innovation. However, what if an issue on this project requires an unforeseen innovative
solution? Then, the task structure must be tuned to that new situation until it
is solved. For such tuning, one can rely on available weekly data and tune the
settings to each person. This tuning mitigates the risk of failure and enables
project partners to perform well, while recognizing the two domains.
Leadership. The two distinct
domains in a green project—one being functional and guided by project controls,
and the other being a second team where members may have various innovative assignments—point
to two leadership settings. Leadership for the first domain uses scheduling to
assign tasks to personnel and ensure production. Quality processes further
regulate everyone’s contribution. Since these processes can be costly,
revisions should be avoided or reviewed, and other quality steps should be in
place to ensure that. The number of decisions should be limited and taken on a
weekly basis so that issues will not linger throughout the project. One manager
can oversee larger groups and assign junior-level personnel to senior-level
workers within each functional department. This option provides an easier path
to manage larger groups (e.g., > 100).
for the second innovative domain is different. The leader is one among equals
and can work on the same development questions and provide solutions among
peers. Leadership may be based on experience in similar settings, which may
help in solving issues. For example, decisions can come in many forms (e.g.,
one or many solutions), and quick decisions are not always the right ones,
since not all information may be known. Secondly, the team should accept such
decisions, as going against informed engineers will drive the team apart.
Leadership must facilitate the team, including utilizing specialists, so they
can execute their tasks and ensure that the team avoids outside distractions to
complete tests and simulations in a timely manner.
these two types of leadership is not easy. Still, the goal is the successful
delivery of the project. To accomplish this, one principal leader is needed.
This can be an individual or a commission with the power to make choices if the
domain leaders cannot agree. This leadership should also take charge when
different organizations are not satisfied that the goal has been met. It is
their task to monitor and resolve challenges that could otherwise hamper the
support of one of the project partners. Such challenges may arise when
resources are unevenly drawn, or if one project partner is running out of funds
or the lead time is slipping. At this point, a principal leader/commission
needs full power to address such questions and issues regarding the project.
Takeaways. A project’s progress
can be well controlled when functional engineers work with a high degree of
certainty. Since project personnel react to uncertainty by solving challenges
that arise, one should monitor the project on several fronts:
the organizational functionality should be monitored for the different domains,
Weekly monitoring can help ensure
tuning during execution. This relies on indicators on the organizational
functioning where efficiency and innovation should be matched. This active tuning
is part of green innovative projects, even if larger parts of such projects are
hardly impacted by innovation. Tuning on weekly updated intelligence does the
trick. This tuning is needed, especially with EPC firms’ portfolios that
contain new and challenging projects. HP
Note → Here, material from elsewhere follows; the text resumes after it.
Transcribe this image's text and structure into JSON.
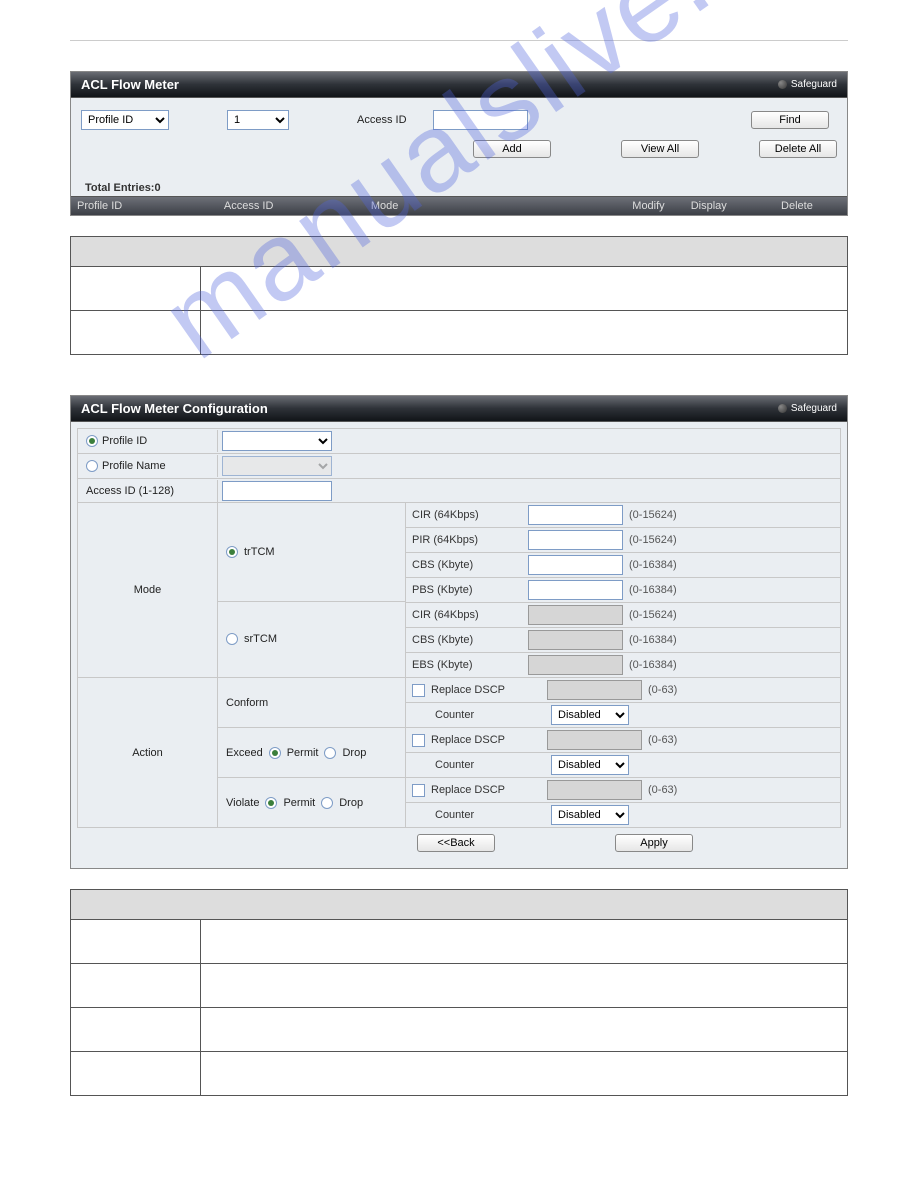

Maurits J. Van Wagenberg is President of IBASC, an engineering management and research firm, and has extensive experience in tracking the health of engineering organizations and of the engineering execution on complex plants. Dr. Van Wagenberg has worked for more than 30 years in the field of improving engineering performance and on project risk analysis. He has performed comparative analysis among organizations and developed ways to fine-tune engineering execution toward specific project needs. Dr. Van Wagenberg has written papers on design performance, owner/EPC relationships, developments in industrial areas, and energy transformation. He completed his PhD in industrial organization from Radboud University in the Netherlands.